A complete payment library for Elixir and Phoenix FrameworkProject mention: Learning Ruby: Things I Like, Things I Miss from Python | news.ycombinator.com | 2021-02-15
> Stripe, including webhooks support, actively developed
I've looked into Stripity Stripe. For some time it was unmaintained and ended up getting taken over by another maintainer. It's also not as comprehensive as the official Stripe libraries. There's also a very big difference in using an official Stripe library and hoping for the best with a random one someone developed. Just skimming the code base it looks like the Checkout module is missing features that exist in the official Stripe library in every other supported language.
According to the README file for Stripity Stripe it's also using Stripe's API version from 2019. There have been multiple major API updates since then, and there's been an open issue since November 2020 to add support for newer API versions with no replies. Personally I would be using one of those major features too.
And this really is the point I'm trying to drive home. With Ruby, Python, Go, PHP, Node, Java and .NET these are problems you don't even need to think about. You just pick the payment provider's official SDK and start coding immediately, often times there's also an abundance of resources to implement the billing code itself into your app too through blog posts, official docs, YouTube videos, and even paid products like https://spark.laravel.com/. Stuff that makes integrating billing into your app (through Stripe, BrainTree and Paddle) being something you get done in 1 day instead of 3 months.
With Elixir it becomes weeks of comprehensive research, evaluating questionable libraries, opening PRs, and becoming a full time library developer just to get to the point where you could even maybe begin to start accepting payments with just Stripe.
> the best I've found is https://github.com/aviabird/gringotts
I asked the Gringotts developers if they would be supporting PayPal about 5 hours after they announced the project ~3 years ago. He said it was coming and to stay tuned. It's now ~3 years later and PayPal support isn't there. Neither is BrainTree or Paddle. Here's the open issue for PayPal support from 2018 (not by me, I asked on another site) https://github.com/aviabird/gringotts/issues/114. The Stripe integration is also missing a ton and hasn't been touched since 2018.
By the way, the Pay gem is really good. It's a smart abstraction and supports a ton of different subscription / 1 off payment use cases. Even complex ones like the type of app I was building.
> It's definitely a few weeks work to roll your own from scratch so to be honest I'd probably just integrate with Twilio and just pay for someone else to handle this for me.
Twilio ends up being 1 potential delivery method, it's not really someone you pay to solve the problem for you.
There's wanting to show notification in the app over websockets, saving them into a database, emailing them out only if they are unread, maybe sending an SNS through Twilio, Slack and other providers.
The noticed gem handles all of this for you (and supports Twilio too).

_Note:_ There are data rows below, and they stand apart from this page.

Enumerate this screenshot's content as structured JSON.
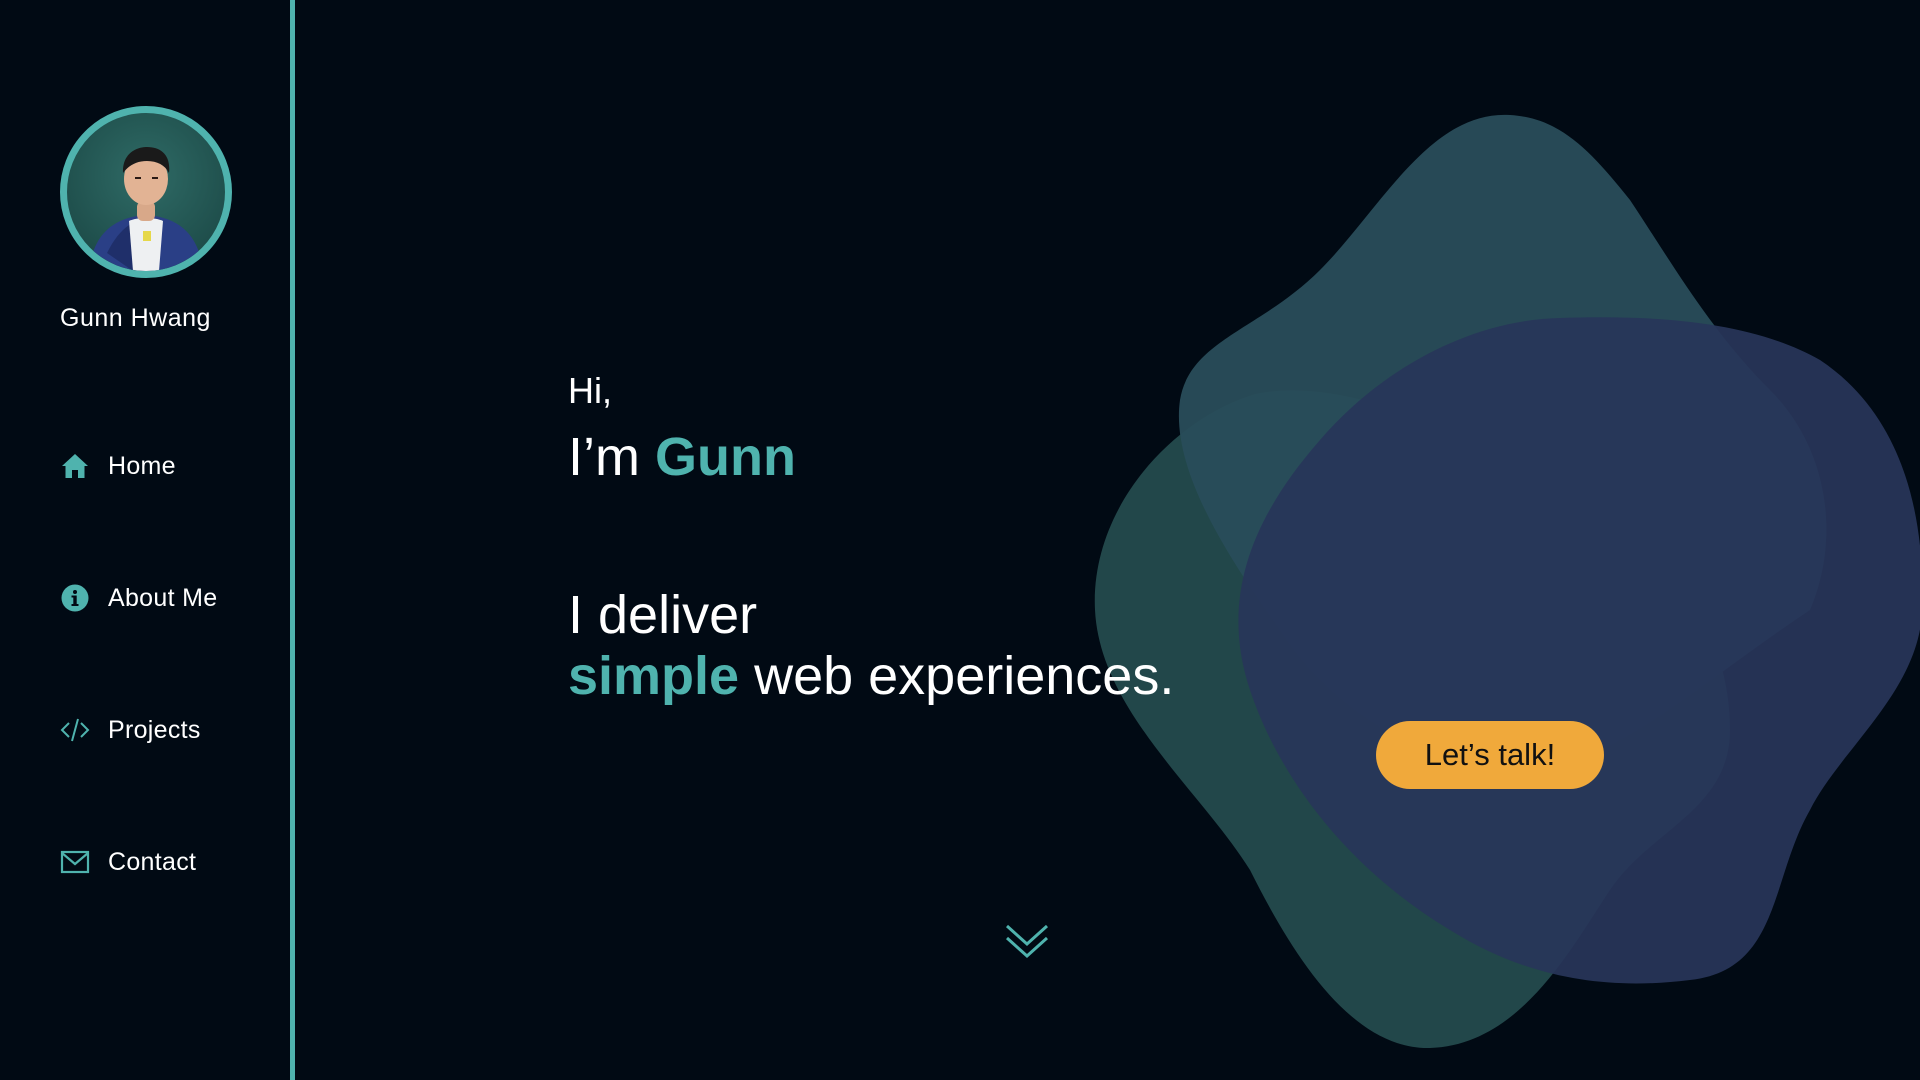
{
  "profile": {
    "name": "Gunn Hwang"
  },
  "nav": {
    "items": [
      {
        "label": "Home",
        "icon": "home-icon"
      },
      {
        "label": "About Me",
        "icon": "info-icon"
      },
      {
        "label": "Projects",
        "icon": "code-icon"
      },
      {
        "label": "Contact",
        "icon": "mail-icon"
      }
    ]
  },
  "hero": {
    "greeting": "Hi,",
    "intro_prefix": "I’m ",
    "intro_name": "Gunn",
    "tagline_line1": "I deliver",
    "tagline_accent": "simple",
    "tagline_rest": " web experiences.",
    "cta_label": "Let’s talk!",
    "scroll_icon": "double-chevron-down-icon"
  },
  "colors": {
    "background": "#010a14",
    "accent": "#4fb3ae",
    "cta": "#f0a93b",
    "blob_teal": "#2a5a5a",
    "blob_navy": "#26335a"
  }
}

Notifications in general is another example where other frameworks have this solved in very good ways, but it becomes another example where you have to stop developing your app and start developing a notification library with Elixir.
At this point we've only talked about payments and notifications too. There's lots of other examples.
Simple Elixir wrapper for the GitHub API
Twitter client library for elixir.
Telegram Bot API Wrapper written in Elixir
Twilio API client for Elixir
Fast and reliable Elixir client for StatsD-compatible servers
Elixir JSON-RPC client for the Ethereum blockchain
Elixir Mailgun Client
A payment processing library for Elixir
Facebook Graph API Wrapper written in Elixir
Elixir wrapper for the Spotify Web API
MongoosePush is a simple Elixir RESTful service allowing to send push notification via FCM and/or APNS.
Elixir library for interacting with Google's Cloud Datastore
Easily access the Shopify API with Elixir.
Google Pub/Sub client for Elixir
:camera: Instagram API client for the Elixir language (elixir-lang) (by Zensavona)
Create and send composable emails with Elixir and SendGrid.
APNS for Elixir
What are some of the best open-source Third-party API projects in Elixir? This list will help you: